Maryland Herdshare Case Appealed
By Pete Kennedy
On October 13, attorneys for Buckeystown Dairy farmer Kevin Oyarzo filed a petition for a writ of certiorari to the Maryland Court of Appeals asking the court to review an adverse ruling by the State Court of Special Appeals. On August 26, that court had affirmed a lower court ruling that rejected Oyarzo's challenge to the state regulatory ban on herd/cow-share arrangements [Kevin Oyarzo v. Maryland Department of Health and Mental Hygiene, et al.].
Under Maryland law, the sale of raw milk is prohibited. In 2006 shortly after Oyarzo presented a herdshare contract to the Maryland Department of Health and Mental Hygiene (MDHMH) for approval, the agency issued a regulation expanding the definition of "sale" to cover the "transfer or dispensing of milk and milk products" and "the sale of shares or interest in a cow, goat, or other lactating hooved mammal, or herd of cows, or other lactating hooved mammals." Oyarzo's herdshare contract called for the farmer to "sell fractional ownership interests in a herd of dairy cattle, after which he would board and care for the cows, and then provide the raw milk produced by those cows to the owners of the herd in accordance with their percentages of ownership."
In ruling for MDHDH, the Court of Special Appeals found that "[e]ven if the transaction proposed by Oyarzo does not fit within the traditional framework of the sale of milk by one party to another, when the entire package is considered--including the fact that the specific agister's services are a mandatory component of the purchase of the interest in the herd, the fact that the arrangement requires the recipients of the raw milk to continue paying ongoing fees to the dairy farmer for as long as the ownership interest in the herd continues, and the fact that the most apparent benefit, if not the only benefit, the contracting parties receive for monies paid to Oyarzo would be the right to receive raw milk--the scheme has sufficient characteristics of a sale of milk to be an arrangement the Department may regulate and prohibit."

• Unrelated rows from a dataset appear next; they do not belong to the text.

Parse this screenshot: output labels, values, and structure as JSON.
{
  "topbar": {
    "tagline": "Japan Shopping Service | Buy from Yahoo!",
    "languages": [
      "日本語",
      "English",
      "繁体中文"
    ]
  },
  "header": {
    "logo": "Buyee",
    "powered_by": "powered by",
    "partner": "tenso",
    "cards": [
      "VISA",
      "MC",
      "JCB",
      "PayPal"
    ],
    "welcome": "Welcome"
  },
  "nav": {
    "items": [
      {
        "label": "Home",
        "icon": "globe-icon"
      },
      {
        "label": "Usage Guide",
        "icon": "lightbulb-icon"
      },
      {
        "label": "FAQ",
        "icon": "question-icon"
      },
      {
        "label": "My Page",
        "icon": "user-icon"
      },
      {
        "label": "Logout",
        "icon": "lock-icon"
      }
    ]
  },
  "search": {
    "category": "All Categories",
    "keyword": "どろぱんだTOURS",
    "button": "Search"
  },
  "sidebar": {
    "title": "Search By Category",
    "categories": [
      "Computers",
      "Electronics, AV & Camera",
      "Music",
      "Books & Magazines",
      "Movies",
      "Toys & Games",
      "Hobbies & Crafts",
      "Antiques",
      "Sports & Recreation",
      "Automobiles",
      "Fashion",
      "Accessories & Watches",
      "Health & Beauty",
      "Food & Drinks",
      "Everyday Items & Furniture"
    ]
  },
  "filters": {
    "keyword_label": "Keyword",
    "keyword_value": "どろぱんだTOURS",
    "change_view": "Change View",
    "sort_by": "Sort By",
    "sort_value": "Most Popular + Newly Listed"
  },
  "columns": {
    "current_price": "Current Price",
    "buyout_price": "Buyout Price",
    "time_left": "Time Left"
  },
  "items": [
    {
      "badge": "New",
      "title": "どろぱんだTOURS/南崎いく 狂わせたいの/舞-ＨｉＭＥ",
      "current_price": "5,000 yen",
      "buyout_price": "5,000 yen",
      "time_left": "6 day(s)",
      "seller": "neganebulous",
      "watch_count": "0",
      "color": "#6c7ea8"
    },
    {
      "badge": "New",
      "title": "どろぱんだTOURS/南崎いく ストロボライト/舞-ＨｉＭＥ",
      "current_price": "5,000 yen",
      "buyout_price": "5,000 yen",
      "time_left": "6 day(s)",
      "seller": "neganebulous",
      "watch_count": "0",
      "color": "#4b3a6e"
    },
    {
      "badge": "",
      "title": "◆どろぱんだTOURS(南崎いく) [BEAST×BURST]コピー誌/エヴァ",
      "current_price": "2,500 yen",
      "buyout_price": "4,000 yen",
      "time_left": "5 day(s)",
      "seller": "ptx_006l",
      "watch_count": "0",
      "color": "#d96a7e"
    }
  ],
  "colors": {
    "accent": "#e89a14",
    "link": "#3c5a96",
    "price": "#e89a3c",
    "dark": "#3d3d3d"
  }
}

Despite ruling against Oyarzo, the Court of Special Appeals did acknowledge that cow-share and herd-share arrangments can be valid under the law, stating that "(a) it is not illegal in Maryland for the owner of a dairy cow to drink the raw milk which that cow produces; (b) it is not illegal in Maryland to sell a fractional interest in a herd of dairy cattle; and (c) it is not illegal in Maryland for an agister to provide agistment services by boarding and caring for dairy cows owned by others."
A major contention of Oyarzo in his petition to the Maryland high court is that, in effect, the Court of Special Appeals made these types of conduct illegal by upholding the regulation banning herdshares. The petition also claims that the Court of Special Appeals has improperly held that MDHMH can regulate any transaction involving the distribution of milk instead of only transactions concerning sales. The Court of Appeals is expected to make its decision on whether to hear the case sometime later this month.
Last edited: Nov 02, 2009